## WHAT NEEDS TO BE DONE
Across all lines of the entries, tally those with the word "into" in them. The reply is the tally, by itself.
###
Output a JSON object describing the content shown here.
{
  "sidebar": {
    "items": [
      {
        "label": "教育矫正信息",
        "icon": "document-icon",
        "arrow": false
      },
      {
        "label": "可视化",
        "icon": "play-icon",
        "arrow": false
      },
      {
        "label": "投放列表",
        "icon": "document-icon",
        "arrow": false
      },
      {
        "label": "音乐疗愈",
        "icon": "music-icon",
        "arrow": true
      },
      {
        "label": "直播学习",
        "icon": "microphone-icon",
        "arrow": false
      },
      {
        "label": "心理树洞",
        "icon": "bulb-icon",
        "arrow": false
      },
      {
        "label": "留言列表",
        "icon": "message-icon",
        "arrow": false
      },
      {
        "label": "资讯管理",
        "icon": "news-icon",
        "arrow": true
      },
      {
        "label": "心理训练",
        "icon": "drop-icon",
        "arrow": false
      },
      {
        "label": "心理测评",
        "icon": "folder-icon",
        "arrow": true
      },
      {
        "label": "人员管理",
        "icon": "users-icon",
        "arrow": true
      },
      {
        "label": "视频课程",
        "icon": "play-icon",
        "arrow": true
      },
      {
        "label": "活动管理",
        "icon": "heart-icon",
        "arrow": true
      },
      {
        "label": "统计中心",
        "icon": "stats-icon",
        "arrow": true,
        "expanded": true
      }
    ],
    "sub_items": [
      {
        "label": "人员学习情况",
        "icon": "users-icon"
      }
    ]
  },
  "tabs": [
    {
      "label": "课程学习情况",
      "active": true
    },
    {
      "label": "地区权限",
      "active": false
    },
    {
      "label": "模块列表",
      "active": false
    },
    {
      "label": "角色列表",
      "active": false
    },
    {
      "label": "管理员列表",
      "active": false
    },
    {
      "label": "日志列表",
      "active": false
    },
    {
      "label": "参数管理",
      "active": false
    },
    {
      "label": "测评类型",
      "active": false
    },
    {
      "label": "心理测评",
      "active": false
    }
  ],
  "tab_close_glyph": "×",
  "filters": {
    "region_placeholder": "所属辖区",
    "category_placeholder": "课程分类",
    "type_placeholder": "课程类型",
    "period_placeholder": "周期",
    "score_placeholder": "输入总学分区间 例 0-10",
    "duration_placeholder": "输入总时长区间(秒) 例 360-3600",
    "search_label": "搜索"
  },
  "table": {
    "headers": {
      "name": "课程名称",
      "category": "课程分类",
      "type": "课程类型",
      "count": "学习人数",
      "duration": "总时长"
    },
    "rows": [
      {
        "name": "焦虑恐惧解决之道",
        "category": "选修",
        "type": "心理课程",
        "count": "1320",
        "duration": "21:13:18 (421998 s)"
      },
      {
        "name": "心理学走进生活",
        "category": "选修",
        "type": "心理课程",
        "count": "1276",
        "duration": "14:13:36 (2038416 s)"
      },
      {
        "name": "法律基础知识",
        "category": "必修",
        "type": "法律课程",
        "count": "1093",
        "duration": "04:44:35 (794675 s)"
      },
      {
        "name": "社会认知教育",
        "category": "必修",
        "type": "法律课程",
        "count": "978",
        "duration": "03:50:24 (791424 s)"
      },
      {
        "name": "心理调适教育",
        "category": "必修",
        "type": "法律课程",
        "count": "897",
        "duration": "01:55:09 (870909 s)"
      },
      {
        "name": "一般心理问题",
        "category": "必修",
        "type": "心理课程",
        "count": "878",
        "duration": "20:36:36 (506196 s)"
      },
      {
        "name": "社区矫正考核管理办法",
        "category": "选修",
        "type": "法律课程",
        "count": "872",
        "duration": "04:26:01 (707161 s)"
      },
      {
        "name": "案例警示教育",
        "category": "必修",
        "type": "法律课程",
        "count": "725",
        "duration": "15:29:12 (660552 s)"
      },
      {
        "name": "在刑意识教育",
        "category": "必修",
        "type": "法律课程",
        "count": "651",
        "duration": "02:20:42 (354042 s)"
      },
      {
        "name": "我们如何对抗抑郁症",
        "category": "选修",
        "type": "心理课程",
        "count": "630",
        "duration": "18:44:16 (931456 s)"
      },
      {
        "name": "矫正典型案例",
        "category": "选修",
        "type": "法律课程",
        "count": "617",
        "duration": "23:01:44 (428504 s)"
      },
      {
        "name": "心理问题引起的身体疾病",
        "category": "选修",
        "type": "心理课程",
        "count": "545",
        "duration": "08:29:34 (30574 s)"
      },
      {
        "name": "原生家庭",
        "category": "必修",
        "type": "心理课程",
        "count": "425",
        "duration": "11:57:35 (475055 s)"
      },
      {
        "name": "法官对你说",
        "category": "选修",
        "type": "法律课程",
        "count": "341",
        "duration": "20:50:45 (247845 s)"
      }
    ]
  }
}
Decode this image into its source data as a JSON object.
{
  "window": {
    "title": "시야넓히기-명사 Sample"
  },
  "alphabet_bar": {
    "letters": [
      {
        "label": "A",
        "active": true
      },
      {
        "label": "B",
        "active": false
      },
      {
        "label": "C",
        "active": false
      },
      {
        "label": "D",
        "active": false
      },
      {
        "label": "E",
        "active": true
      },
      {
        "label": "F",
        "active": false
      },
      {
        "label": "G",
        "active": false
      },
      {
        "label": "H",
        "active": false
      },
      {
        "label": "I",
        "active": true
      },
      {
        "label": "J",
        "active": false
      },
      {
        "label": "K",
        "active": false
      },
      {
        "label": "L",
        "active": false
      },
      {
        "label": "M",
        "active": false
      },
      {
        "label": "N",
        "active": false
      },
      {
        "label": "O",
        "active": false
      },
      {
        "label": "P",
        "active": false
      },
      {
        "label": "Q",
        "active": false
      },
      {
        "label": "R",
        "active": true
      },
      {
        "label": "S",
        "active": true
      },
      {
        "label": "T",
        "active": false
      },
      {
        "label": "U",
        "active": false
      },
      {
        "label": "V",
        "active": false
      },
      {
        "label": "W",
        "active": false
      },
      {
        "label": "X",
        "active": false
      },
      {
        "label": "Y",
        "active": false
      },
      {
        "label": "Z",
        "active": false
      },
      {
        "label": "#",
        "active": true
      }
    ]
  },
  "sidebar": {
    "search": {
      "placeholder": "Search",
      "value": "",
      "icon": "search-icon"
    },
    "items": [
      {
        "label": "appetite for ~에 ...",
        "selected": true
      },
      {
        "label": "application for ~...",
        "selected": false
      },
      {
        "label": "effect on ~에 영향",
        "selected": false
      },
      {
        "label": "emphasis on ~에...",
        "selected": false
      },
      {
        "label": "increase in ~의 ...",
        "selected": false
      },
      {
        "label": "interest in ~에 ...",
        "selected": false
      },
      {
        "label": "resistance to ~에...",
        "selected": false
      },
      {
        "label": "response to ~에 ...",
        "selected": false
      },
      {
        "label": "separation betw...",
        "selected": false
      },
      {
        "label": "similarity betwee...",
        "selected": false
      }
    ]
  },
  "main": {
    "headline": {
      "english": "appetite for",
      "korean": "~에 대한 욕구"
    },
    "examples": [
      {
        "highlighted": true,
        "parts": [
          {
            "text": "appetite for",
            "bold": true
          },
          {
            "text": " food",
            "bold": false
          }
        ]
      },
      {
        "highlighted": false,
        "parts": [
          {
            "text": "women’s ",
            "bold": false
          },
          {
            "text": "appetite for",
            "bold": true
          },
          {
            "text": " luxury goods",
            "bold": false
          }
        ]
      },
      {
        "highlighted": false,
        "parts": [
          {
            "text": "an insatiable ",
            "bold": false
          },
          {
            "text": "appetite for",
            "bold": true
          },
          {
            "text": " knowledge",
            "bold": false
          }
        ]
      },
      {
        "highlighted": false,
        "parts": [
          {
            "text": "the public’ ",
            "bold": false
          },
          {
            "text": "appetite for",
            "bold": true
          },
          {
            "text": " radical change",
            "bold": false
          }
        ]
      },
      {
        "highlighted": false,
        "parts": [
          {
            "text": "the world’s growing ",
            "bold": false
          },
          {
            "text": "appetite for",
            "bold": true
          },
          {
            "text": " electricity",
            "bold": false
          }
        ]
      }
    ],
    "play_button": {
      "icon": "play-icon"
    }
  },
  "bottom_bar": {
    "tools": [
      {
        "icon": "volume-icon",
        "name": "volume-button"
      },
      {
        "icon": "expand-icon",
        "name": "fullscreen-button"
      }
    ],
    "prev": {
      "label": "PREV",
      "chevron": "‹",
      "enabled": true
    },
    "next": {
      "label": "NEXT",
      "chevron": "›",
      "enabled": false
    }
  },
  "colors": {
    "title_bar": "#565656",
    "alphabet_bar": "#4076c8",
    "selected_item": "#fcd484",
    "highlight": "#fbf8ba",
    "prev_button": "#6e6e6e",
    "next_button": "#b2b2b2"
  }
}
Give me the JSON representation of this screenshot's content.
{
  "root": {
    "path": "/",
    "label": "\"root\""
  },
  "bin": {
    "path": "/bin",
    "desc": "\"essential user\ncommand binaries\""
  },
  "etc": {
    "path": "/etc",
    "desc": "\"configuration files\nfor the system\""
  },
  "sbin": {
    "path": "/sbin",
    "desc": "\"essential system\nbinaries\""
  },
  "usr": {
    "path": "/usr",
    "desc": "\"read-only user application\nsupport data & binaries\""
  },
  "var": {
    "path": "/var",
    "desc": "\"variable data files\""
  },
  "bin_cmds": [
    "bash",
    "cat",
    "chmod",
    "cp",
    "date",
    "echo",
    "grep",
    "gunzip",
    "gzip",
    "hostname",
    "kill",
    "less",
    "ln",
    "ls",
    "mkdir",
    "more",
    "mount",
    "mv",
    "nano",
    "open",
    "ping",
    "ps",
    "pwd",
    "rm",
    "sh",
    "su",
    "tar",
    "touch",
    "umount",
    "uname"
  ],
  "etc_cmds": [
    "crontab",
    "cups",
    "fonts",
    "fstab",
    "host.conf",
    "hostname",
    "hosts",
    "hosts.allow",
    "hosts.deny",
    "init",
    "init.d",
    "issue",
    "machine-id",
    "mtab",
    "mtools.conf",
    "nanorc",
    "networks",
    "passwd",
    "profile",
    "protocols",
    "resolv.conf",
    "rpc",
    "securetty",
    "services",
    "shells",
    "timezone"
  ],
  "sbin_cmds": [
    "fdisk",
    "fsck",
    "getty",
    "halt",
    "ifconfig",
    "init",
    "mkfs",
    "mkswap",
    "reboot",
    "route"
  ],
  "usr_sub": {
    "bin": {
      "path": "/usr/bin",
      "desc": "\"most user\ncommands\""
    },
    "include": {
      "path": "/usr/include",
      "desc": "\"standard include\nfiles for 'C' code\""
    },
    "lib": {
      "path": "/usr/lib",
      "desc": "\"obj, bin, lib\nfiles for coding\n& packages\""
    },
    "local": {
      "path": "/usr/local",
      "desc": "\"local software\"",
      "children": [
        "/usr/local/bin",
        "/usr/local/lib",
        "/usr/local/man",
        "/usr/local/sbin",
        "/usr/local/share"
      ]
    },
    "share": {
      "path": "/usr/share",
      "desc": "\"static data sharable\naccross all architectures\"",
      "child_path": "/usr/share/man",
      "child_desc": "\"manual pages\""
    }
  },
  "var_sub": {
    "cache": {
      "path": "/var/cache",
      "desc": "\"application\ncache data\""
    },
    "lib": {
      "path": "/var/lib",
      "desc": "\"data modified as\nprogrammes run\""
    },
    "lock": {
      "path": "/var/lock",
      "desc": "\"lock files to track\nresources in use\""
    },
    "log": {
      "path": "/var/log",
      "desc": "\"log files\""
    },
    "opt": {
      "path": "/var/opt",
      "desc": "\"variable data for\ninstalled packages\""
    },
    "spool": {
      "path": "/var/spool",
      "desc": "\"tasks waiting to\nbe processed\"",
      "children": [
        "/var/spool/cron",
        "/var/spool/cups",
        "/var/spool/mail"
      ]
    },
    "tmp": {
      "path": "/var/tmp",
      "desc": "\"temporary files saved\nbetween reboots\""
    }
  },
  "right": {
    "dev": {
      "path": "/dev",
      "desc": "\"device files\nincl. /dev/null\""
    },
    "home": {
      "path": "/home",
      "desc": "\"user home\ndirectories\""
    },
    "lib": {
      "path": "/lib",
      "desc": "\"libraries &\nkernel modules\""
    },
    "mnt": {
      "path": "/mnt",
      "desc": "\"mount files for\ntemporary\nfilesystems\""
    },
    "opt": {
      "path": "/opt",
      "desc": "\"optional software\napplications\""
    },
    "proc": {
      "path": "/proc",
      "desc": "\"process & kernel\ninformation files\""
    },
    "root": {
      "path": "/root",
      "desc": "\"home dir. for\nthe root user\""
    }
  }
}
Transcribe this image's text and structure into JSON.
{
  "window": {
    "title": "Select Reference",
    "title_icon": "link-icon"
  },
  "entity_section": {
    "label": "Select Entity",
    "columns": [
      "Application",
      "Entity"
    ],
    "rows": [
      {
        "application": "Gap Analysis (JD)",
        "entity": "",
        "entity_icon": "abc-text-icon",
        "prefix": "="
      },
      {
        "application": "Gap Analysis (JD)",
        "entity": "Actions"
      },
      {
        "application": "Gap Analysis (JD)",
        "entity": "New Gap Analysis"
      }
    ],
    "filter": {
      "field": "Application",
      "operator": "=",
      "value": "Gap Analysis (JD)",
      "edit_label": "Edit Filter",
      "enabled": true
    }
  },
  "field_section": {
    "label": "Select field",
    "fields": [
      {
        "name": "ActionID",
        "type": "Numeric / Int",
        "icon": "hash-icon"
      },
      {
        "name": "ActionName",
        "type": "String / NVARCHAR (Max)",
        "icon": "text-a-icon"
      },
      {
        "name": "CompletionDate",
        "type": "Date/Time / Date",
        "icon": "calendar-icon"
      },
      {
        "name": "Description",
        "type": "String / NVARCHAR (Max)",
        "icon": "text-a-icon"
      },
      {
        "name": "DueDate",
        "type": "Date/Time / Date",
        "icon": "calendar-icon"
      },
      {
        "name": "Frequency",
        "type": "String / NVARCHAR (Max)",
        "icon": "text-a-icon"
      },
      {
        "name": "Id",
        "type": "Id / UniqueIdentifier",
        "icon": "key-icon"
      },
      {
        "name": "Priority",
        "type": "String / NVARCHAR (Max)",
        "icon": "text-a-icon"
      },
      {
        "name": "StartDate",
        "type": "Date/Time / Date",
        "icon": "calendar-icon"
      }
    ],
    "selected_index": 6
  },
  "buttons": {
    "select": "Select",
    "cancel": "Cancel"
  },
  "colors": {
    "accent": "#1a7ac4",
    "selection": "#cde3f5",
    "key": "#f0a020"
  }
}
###
## ANSWER TO THIS EXERCISE
2